13. Since we know that the first half of the file is OK, and the problem exist after that, find the number of lines in the bad section of the file (ex. 65432 - 32720 = 32712)
14. Divide number of lines in bad section by 2, and then add to previous number of lines that were able to be imported. (ex. 32720 + (32712 / 2) = 49076)
15. Again, go to that line number in the file (ex. 49076), then go to start of the next command card after that line number (ex. 49083).
16. Again, delete all lines from that point to the end of the file (ex. delete lines 49083 to 65432).
17. Save the file, and try to open using AutoPIPE.
Yes, the file opens. Great !!! continue by deleting fewer and fewer lines incrementally from the original file starting from the bottom up until the program fails to open in AutoPIPE. .
No. Fantastic. continue below
Now we know that the problem exist after this point (ex. 32720) and before that point (ex. 49083). Therefore the problem is somewhere in between those lines. But where?
Next step, continue to use the techniques mentioned above to zero in on the exact component causing the problem (instead of dividing by 2 use 3, 4,or more). This seems like it will take a long time, but in only a few minutes one familiar with the technique can easily find a single problem in a rather large NTL file.
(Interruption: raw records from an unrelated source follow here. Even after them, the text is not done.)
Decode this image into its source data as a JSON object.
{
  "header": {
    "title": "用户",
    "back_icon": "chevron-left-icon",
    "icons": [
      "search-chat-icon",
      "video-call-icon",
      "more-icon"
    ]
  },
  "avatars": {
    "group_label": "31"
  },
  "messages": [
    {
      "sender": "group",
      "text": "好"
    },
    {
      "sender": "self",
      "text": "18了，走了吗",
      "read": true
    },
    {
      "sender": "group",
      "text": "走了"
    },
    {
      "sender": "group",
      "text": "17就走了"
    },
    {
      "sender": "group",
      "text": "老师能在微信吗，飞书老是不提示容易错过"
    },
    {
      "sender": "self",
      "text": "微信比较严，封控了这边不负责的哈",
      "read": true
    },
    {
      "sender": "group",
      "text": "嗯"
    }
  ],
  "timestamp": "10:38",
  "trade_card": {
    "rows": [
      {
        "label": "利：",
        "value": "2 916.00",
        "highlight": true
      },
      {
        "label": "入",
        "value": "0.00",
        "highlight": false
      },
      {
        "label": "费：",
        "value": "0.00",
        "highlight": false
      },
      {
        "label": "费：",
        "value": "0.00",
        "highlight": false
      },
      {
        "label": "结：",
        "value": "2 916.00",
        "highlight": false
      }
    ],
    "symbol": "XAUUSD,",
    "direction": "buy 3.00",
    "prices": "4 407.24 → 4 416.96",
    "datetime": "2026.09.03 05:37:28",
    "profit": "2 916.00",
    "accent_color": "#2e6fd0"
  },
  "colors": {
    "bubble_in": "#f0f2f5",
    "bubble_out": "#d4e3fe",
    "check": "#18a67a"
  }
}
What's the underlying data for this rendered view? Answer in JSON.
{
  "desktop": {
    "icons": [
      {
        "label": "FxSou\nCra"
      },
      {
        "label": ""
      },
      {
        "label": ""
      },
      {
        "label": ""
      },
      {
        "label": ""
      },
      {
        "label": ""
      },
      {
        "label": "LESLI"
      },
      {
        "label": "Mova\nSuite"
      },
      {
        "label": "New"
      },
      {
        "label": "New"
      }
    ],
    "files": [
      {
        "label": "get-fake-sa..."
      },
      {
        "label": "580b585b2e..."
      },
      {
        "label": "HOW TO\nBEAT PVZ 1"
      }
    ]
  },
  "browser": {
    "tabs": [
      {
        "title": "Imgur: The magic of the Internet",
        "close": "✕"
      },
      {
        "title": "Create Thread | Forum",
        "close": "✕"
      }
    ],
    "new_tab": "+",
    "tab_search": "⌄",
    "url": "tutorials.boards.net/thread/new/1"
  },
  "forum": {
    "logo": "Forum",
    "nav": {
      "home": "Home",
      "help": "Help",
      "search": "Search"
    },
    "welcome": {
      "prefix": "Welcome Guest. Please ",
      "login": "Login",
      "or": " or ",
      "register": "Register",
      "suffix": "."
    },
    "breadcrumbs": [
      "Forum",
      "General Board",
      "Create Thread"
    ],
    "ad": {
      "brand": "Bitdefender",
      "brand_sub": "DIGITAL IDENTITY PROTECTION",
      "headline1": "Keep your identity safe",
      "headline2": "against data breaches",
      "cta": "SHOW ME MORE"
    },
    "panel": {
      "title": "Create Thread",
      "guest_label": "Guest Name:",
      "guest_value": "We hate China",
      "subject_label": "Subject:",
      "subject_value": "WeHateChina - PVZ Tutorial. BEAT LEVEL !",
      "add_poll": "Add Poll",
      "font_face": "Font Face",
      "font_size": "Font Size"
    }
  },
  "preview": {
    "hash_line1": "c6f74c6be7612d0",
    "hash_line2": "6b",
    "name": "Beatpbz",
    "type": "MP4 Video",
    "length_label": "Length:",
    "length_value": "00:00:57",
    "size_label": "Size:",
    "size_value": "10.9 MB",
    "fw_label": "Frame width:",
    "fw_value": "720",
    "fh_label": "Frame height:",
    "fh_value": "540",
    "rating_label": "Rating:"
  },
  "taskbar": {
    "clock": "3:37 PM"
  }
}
1. All changes / fixes should be made to a copy of the original file. Because if there is more than one problem in the NTL file, using this Brute Force technique will quickly find it.
Crashed when Importing / Inserting